I was a little disappointed to have missed out on the Glow Tent for High Contrast, but we couldn’t get near the place! The queues were so long that we had to bail. This is an area that I think the Kendal organisers could explore as popular dance acts do seem to attract huge crowds.

Stroke of genius

On dance acts, the addition of Orbital to the Thursday night on the Mainstage was a stroke of genius and sums up how the whole festival incorporates acts that have been there and got the t-shirt yet are still totally smashing it out of the park. The soundsystem, light show, the whole production was right up there with some of the best acts of today.

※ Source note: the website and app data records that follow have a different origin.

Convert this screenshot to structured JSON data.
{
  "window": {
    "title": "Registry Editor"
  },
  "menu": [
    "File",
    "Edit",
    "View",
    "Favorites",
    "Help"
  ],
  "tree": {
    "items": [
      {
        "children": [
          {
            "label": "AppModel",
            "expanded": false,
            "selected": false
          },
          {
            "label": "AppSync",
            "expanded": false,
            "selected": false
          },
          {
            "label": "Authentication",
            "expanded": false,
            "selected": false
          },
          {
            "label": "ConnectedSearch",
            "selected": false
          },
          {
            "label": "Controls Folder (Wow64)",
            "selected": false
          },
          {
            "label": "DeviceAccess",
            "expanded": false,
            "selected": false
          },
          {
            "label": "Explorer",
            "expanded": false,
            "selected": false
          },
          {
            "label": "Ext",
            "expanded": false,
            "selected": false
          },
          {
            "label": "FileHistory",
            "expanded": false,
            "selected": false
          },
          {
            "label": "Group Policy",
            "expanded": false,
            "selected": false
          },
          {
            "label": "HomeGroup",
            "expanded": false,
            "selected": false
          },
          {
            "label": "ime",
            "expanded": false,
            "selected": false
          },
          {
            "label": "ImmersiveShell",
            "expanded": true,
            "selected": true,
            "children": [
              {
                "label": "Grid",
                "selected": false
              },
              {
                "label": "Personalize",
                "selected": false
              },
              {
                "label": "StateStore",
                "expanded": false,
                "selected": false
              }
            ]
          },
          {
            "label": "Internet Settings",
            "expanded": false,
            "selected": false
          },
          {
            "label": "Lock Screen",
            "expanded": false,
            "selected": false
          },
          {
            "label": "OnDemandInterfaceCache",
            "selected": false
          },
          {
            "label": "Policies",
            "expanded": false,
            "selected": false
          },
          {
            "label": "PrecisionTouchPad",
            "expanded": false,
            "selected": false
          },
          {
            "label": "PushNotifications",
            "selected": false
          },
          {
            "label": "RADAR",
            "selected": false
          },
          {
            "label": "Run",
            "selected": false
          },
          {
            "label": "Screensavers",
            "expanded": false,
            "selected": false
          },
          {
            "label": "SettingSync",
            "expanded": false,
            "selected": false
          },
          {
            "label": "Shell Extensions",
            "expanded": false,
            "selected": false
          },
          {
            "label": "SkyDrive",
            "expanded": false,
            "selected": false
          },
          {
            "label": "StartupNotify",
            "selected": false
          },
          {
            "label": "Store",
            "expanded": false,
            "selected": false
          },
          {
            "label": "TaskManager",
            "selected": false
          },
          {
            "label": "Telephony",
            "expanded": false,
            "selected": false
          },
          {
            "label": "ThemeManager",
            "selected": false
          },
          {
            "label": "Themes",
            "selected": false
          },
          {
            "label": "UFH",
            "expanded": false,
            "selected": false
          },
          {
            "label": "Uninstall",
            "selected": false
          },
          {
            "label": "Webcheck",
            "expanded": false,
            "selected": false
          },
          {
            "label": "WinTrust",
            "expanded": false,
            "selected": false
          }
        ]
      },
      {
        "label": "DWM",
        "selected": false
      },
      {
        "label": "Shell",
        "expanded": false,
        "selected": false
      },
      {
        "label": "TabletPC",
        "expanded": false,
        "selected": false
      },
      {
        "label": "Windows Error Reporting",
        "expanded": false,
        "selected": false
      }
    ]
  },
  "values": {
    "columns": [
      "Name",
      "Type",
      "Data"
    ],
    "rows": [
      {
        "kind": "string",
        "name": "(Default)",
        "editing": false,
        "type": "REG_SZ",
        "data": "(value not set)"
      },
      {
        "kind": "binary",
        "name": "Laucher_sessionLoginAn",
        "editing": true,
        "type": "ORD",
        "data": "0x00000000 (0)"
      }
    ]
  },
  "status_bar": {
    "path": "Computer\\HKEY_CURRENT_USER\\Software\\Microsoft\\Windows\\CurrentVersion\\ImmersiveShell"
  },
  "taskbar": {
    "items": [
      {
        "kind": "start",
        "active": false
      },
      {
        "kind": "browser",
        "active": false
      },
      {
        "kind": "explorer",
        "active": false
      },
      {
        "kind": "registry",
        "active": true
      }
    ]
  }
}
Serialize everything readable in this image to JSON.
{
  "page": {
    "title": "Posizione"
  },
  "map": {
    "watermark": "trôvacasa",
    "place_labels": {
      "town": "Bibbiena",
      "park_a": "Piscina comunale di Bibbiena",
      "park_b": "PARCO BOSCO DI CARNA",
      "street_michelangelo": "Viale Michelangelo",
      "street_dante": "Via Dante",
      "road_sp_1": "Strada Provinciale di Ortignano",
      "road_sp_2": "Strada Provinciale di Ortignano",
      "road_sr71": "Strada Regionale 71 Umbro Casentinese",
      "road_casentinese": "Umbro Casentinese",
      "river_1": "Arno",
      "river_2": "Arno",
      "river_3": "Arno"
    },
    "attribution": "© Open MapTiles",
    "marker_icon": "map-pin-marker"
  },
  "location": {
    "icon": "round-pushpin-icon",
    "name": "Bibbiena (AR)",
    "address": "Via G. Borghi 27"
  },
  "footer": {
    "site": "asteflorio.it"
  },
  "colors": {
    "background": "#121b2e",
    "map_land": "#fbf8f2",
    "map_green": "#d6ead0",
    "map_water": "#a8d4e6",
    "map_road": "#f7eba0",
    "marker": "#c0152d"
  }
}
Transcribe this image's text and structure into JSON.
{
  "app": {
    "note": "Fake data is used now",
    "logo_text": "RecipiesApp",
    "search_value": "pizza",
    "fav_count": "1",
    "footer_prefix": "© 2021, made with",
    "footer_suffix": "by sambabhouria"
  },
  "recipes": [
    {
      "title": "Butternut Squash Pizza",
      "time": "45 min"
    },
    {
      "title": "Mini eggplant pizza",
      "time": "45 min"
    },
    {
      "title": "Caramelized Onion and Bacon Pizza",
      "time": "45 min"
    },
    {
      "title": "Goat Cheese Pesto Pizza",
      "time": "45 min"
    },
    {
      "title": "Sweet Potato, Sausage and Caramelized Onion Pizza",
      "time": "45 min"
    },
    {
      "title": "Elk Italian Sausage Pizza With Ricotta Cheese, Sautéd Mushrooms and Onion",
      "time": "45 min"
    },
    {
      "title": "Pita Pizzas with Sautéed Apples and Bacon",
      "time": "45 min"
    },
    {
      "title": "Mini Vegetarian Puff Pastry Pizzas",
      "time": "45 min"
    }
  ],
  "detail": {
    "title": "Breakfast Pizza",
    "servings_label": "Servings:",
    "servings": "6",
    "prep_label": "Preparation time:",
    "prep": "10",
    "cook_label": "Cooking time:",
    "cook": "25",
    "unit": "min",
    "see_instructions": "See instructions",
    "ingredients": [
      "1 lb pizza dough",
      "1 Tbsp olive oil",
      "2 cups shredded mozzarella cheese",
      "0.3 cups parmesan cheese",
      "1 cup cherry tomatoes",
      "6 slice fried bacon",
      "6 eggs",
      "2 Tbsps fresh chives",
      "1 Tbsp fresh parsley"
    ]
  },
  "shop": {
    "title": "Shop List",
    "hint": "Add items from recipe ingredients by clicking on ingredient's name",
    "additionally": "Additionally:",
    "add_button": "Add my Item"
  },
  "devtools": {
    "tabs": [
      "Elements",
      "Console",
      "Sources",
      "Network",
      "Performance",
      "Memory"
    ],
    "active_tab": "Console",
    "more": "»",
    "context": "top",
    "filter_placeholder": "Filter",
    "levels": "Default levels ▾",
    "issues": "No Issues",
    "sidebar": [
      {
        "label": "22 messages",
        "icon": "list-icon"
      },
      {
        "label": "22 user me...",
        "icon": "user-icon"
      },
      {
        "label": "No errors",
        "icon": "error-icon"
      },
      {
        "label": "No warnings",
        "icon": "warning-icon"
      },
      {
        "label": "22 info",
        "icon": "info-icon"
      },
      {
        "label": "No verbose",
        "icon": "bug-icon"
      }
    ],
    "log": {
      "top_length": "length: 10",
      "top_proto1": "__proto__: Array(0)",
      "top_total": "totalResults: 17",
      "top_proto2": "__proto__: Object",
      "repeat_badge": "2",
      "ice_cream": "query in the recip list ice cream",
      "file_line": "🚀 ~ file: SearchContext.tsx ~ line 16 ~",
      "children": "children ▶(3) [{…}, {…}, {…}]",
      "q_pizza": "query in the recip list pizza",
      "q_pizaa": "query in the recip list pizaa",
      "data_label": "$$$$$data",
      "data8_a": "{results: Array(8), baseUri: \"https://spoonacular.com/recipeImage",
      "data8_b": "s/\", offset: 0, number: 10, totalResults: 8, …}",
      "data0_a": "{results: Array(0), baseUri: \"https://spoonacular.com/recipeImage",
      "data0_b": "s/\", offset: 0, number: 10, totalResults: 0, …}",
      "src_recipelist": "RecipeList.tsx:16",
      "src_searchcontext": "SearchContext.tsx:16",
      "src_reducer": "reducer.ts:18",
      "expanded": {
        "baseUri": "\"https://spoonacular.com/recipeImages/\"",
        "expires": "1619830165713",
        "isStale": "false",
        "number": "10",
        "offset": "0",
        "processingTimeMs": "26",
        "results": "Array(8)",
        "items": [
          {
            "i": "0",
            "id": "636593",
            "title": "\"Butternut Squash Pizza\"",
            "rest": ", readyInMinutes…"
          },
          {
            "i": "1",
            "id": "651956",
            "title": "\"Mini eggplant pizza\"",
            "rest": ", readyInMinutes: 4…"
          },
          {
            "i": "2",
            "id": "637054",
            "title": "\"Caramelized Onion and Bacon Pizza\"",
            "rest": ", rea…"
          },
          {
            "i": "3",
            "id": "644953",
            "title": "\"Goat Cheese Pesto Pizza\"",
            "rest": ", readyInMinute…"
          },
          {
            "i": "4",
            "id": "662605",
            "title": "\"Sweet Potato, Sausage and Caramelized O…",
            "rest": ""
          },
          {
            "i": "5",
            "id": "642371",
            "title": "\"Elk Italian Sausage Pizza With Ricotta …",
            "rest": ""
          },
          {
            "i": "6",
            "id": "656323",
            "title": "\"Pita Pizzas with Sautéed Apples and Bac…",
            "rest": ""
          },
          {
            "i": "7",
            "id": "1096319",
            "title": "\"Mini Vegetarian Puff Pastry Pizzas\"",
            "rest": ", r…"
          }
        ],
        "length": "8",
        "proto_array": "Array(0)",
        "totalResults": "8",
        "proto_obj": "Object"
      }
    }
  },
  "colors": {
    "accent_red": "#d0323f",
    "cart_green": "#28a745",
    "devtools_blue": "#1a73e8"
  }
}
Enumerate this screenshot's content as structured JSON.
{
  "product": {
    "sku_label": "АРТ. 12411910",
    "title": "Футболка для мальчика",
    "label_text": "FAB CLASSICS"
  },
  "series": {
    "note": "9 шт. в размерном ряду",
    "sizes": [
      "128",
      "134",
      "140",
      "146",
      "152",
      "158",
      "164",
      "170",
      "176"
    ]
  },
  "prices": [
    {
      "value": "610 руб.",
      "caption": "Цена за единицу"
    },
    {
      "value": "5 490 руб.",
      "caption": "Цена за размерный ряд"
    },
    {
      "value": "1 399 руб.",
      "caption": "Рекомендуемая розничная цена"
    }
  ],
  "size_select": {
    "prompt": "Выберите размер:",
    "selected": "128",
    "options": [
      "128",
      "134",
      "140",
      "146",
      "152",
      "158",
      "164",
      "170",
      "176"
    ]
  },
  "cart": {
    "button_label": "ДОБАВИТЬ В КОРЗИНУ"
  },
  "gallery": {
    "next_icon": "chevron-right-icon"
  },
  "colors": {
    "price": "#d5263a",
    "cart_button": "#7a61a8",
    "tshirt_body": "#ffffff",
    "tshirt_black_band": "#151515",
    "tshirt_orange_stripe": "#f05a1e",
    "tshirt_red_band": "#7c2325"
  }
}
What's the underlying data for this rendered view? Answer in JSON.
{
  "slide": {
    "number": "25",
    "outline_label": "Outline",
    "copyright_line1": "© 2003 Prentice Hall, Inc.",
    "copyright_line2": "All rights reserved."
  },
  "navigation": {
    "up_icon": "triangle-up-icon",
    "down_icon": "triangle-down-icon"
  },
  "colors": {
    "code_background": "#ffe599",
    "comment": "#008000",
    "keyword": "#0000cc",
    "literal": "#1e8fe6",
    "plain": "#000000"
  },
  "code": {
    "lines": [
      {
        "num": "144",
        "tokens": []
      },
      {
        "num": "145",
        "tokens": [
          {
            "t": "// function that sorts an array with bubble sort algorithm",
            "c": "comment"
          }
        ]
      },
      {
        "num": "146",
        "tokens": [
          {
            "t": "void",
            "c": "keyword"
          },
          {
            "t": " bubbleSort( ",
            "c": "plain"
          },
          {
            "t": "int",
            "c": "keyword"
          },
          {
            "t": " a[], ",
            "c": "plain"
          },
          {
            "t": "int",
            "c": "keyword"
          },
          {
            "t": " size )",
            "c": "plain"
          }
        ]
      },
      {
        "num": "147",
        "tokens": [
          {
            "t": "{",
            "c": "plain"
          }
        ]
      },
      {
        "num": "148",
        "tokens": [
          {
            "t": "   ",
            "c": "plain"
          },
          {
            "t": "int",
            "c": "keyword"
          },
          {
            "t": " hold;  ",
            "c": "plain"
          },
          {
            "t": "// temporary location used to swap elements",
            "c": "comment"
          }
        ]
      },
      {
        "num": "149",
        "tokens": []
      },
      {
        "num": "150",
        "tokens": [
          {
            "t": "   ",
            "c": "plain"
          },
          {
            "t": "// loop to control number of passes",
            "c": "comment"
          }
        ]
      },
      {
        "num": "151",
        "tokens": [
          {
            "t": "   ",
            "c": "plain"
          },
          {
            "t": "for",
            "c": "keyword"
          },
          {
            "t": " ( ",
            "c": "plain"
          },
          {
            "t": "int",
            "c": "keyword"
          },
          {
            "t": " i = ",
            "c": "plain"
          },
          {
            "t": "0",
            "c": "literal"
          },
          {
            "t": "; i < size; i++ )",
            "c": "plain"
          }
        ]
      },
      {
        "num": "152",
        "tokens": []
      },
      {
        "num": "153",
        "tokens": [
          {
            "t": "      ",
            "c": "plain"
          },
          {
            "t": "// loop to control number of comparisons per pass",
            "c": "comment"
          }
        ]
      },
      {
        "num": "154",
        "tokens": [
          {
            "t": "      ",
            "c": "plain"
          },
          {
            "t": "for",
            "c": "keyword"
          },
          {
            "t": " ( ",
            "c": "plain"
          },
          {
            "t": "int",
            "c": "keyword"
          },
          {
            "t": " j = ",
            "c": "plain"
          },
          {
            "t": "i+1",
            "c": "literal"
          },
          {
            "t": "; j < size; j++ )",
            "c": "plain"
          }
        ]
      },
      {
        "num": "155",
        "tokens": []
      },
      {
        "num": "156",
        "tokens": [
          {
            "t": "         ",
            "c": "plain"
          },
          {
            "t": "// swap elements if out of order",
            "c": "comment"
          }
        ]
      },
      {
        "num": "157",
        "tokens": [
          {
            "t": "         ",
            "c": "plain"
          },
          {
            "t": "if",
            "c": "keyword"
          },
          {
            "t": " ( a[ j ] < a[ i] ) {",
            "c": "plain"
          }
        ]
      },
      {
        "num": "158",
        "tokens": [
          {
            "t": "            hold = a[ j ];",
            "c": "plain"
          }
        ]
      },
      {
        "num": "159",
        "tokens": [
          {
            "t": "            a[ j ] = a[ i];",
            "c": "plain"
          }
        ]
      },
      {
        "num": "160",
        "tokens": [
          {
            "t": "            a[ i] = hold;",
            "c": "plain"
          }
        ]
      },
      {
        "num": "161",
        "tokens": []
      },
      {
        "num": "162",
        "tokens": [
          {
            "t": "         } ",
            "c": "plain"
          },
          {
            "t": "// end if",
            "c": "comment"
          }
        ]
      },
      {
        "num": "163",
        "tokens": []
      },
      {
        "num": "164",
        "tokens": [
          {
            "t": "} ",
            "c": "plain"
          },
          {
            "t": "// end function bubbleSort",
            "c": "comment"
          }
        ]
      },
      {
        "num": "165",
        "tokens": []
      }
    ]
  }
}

Honorary mentions go to the Samba Stones who put on a huge Latino party in the forest and got many a person to Rumba like Jagger. Olly Alexander seems to get more exuberant every time I see Years and Years. The platforms, walkways, glitter and of course the driving disco were phenomenal. I am still amazed how Olly sings like that live, I thought it was a result of digital wizardry, truly outstanding.

Former Glastonbury headliners ‘The Manics’ were again a huge crowd pleaser and I couldn’t help but throw my arms around my friends as we all belted out the lyrics to ‘Design for Life’, ‘If You Tolerate This’ and an entire set of classic bangers. They also served as a stark reminder of the political upheaval which we face and the fact that they have been rebelling and remained relevant for thirty-two years is mind blowing.

If the music wasn’t enough, great thought had again gone into alternative ways to entertain the masses. My niece loved being able to DJ and play games in between acts in the Digital Funfair and we became fully embroiled in Red Stars immersive challenges which were played out by actors in the forest. This saw us time-travel back to the 1980’s where it would appear silent discos were the height of fashion. We were made to confess to a priest before I had a go on his fiery organ (not as filthy as it sounds). We never did manage to complete all the tasks, but had great fun nonetheless.

The highlight of the festival was of course the dinosaur parade, with a huge turn out of prehistoric patrons all getting involved to the beat of the drum ensemble. Of course inflatable T-rexes were the order of the day, but impressive puppetry and the occasional Jurassic explorer did make an appearance.

The real winners of the festival for me however again harbour a socio-political edge with songs that include their immigrant friend ‘Danny Nedelko’ the disappearance of the high street and of course the problem with the amount of Roy Keen and Charlie Sheen on the streets. A modern iteration of The Sex Pistols, The Dammed or Dead Kennedys to name a few; Idols combine heartfelt, thought provoking and evocative lyrics with hard baselines and catchy riffs. My odds-on favourite to win the Mercury Music Prize as they seem unstoppable at the moment.

There is a certain dichotomy to reflecting and writing about festivals. On one hand I feel loathed to be back in the real-world and yet I think a couple of weeks, let alone a month at that pace of life would end me. I know that the things we achieved, the memories and closeness we felt to one another remains entrenched in the mud that we left behind. Yet these encounters do leave an impression on us, they teach us to be resilient of the mud, tolerant of one another’s views and choices and to enjoy life in a way that we rarely do in mainstream society.

Having worked at festivals, I have seen the carnage, aftermath and lack of social responsibility that comes with 25,000 people enjoying themselves and although I have had a little rant, a take home message from Kendal, the artists and myself is to be a little more conscientious. Give thought to our environment and those people tasked with tidying up after you, whether that be at a festival or in your daily lives and most importantly…take your shit with you!

Tickets and deposit schemes are already available for next year. For those looking to escape the norm and take time out to enjoy your festival at a reasonable price, I will see you in the fields!